COLUMBIA, SC (WIS) - After seeing a significant drop in flu cases after the holidays, officials with the Department of Health and Environmental Control report there's been a slight comeback in the illness over the last six weeks.
DHEC officials say while the worst of the flu season is behind us, they have seen a rise in one particular strain of the flu. Influenza B seems to be making its rounds in the Midlands and across the state.
Health officials say it was Influenza A that caused the majority of illnesses during the winter months.
DHEC says there's no explanation for the change in the activity, but that it is still very important to take precautions, like hand-washing, to protect yourself.
Since the start of the flu season on September 30th, 2012, there have been 52,359 positive rapid flu tests reported in the state, more than 1500 hospitalizations and 42 deaths. From March 17- March 23rd there were 2,151 positive flu tests reported. Of those, 325 were Influenza A, while 1,744 were Influenza B. (62 were Influenza A/B and 20 were unknown.)
"There's really no way to predict how long the flu season will last," said Jim Beasley, a DHEC spokesman. "There's no definitive beginning and there's no definitive end, so if you have access to an Influenza vaccine and have not gotten it yet, by all means, it's still the best way to prevent the flu."
Beasley says both strains of the virus (Influenza A & B) were included in this year's flu vaccine. He adds the vaccine is not always 100 percent effective for each person.
DHEC officials say we generally see the flu virus die off when warmer more humid weather hits the state.
While health officials say they cannot make a direct connection between the recent rise in flu illnesses and the weather, the WIS Weather Team has reported cooler than usual temperatures over the past few weeks.
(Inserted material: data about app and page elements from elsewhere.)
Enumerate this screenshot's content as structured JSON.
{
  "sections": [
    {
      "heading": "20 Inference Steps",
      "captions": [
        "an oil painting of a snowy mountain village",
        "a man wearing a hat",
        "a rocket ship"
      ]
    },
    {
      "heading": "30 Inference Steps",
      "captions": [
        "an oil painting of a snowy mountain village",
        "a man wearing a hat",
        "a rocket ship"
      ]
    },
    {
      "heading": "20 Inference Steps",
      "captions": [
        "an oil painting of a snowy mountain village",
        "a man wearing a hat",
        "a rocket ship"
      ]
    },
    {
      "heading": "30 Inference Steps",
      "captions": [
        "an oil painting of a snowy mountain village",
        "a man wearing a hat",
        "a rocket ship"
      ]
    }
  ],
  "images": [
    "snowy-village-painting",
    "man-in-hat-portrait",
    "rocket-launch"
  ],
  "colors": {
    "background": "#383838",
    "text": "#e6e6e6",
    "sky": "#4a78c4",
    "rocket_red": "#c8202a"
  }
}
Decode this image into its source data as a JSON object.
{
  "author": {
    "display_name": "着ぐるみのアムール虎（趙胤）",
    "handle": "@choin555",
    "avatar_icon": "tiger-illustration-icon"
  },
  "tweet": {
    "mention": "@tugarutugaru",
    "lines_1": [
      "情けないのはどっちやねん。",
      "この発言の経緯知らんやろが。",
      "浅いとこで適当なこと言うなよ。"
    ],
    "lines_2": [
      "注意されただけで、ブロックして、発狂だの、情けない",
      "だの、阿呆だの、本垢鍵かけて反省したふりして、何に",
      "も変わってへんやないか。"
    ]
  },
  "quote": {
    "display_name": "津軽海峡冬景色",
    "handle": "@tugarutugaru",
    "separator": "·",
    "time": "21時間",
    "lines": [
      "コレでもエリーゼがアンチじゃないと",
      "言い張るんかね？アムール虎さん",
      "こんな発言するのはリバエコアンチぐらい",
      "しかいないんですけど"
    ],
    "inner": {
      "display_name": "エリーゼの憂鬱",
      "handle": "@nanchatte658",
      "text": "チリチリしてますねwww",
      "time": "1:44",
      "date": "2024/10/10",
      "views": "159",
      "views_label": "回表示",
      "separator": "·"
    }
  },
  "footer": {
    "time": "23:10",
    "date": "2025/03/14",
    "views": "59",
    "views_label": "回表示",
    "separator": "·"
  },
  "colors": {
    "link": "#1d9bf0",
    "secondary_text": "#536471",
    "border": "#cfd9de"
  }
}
Health officials say if you're not feeling well and your symptoms include high fever, muscle aches, fatigue, cough and/or a headache, you should see a doctor immediately and avoid being around others.